PROBLEM DETAILS: Which of the lines below contain the string "icon"? Pull each one out of the data.

╭──

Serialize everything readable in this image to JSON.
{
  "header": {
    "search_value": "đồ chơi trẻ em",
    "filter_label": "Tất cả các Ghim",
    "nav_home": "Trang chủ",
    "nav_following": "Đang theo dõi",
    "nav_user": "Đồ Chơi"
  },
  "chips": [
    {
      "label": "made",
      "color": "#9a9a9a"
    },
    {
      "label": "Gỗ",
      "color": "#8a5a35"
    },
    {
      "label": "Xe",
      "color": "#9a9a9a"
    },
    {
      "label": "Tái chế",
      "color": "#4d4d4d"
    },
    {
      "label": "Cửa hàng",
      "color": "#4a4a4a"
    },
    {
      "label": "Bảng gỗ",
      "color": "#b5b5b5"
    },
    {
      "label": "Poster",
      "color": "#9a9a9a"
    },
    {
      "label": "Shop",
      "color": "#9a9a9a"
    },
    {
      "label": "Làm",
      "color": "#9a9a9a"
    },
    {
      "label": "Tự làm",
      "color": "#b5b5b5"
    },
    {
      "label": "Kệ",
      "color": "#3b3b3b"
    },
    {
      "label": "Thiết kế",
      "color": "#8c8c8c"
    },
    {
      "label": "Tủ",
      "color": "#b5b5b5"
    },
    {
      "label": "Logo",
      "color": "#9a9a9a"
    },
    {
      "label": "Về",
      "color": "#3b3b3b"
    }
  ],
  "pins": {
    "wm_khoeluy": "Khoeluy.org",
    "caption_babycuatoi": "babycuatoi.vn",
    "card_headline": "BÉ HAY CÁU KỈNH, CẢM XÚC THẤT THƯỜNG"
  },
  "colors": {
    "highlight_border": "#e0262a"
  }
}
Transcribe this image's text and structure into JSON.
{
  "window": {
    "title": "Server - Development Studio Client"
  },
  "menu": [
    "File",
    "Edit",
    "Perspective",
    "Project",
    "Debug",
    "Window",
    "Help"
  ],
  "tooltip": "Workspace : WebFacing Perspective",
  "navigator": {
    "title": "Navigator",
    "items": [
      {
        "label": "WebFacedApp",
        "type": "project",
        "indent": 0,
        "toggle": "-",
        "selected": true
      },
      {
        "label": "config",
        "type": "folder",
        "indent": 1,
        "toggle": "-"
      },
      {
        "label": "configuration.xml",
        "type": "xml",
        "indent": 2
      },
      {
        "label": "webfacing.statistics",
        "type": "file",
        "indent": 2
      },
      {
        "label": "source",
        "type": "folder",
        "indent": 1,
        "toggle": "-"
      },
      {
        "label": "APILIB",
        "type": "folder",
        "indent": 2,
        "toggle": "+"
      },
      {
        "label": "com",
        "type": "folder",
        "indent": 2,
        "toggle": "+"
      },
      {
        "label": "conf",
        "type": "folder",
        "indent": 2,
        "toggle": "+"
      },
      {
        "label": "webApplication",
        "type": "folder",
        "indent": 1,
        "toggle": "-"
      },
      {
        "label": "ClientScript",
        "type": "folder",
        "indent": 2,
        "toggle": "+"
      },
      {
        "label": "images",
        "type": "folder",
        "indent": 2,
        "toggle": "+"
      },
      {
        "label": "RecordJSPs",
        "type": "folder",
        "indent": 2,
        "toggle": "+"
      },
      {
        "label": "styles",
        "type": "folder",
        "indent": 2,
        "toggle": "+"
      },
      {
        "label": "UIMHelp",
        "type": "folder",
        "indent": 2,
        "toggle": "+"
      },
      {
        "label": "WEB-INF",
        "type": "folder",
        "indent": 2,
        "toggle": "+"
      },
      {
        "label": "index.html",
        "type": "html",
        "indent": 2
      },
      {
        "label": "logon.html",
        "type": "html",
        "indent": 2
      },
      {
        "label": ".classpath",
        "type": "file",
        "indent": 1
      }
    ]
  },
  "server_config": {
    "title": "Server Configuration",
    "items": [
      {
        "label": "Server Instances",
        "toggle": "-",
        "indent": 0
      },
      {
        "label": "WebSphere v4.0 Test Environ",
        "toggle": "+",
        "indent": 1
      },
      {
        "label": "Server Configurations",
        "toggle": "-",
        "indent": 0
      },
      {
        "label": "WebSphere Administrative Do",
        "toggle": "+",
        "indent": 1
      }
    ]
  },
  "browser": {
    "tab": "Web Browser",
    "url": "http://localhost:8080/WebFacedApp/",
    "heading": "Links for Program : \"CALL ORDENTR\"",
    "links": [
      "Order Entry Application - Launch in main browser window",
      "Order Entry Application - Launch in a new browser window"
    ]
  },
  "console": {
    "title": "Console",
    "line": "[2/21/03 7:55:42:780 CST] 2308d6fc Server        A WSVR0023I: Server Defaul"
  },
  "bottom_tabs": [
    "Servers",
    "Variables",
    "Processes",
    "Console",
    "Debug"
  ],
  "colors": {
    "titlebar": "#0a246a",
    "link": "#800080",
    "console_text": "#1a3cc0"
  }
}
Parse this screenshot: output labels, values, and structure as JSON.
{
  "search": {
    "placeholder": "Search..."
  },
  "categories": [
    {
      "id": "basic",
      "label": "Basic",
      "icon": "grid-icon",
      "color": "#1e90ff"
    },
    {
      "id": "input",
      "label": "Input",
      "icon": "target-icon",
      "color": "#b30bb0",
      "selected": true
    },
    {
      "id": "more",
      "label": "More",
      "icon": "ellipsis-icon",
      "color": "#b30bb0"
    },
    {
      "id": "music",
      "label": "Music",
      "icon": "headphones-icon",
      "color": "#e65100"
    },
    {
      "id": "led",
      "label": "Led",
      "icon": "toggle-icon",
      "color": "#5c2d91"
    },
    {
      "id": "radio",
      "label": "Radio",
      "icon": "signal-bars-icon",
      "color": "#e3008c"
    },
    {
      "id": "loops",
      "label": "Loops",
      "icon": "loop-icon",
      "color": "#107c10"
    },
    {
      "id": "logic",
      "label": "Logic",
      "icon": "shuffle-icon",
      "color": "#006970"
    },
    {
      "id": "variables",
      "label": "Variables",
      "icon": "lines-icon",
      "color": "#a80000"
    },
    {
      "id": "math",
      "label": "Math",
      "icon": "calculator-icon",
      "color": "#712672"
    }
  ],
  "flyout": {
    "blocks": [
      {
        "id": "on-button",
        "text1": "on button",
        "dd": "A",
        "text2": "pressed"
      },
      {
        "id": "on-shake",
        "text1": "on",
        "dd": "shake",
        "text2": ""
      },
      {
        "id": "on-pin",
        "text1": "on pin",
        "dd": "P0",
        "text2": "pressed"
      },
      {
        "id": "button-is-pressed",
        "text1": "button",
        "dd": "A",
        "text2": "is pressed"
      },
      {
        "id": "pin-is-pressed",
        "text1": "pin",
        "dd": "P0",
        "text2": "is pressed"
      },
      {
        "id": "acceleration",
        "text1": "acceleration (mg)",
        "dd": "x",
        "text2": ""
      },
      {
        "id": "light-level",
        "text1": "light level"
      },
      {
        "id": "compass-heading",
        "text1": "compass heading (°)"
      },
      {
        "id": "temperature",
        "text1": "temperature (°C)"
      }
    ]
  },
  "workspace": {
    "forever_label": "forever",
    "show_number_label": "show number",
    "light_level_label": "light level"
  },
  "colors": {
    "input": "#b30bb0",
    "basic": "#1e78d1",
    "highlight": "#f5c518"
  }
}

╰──

ANSWER SPACE:
      "icon": "grid-icon",
      "icon": "target-icon",
      "icon": "ellipsis-icon",
      "icon": "headphones-icon",
      "icon": "toggle-icon",
      "icon": "signal-bars-icon",
      "icon": "loop-icon",
      "icon": "shuffle-icon",
      "icon": "lines-icon",
      "icon": "calculator-icon",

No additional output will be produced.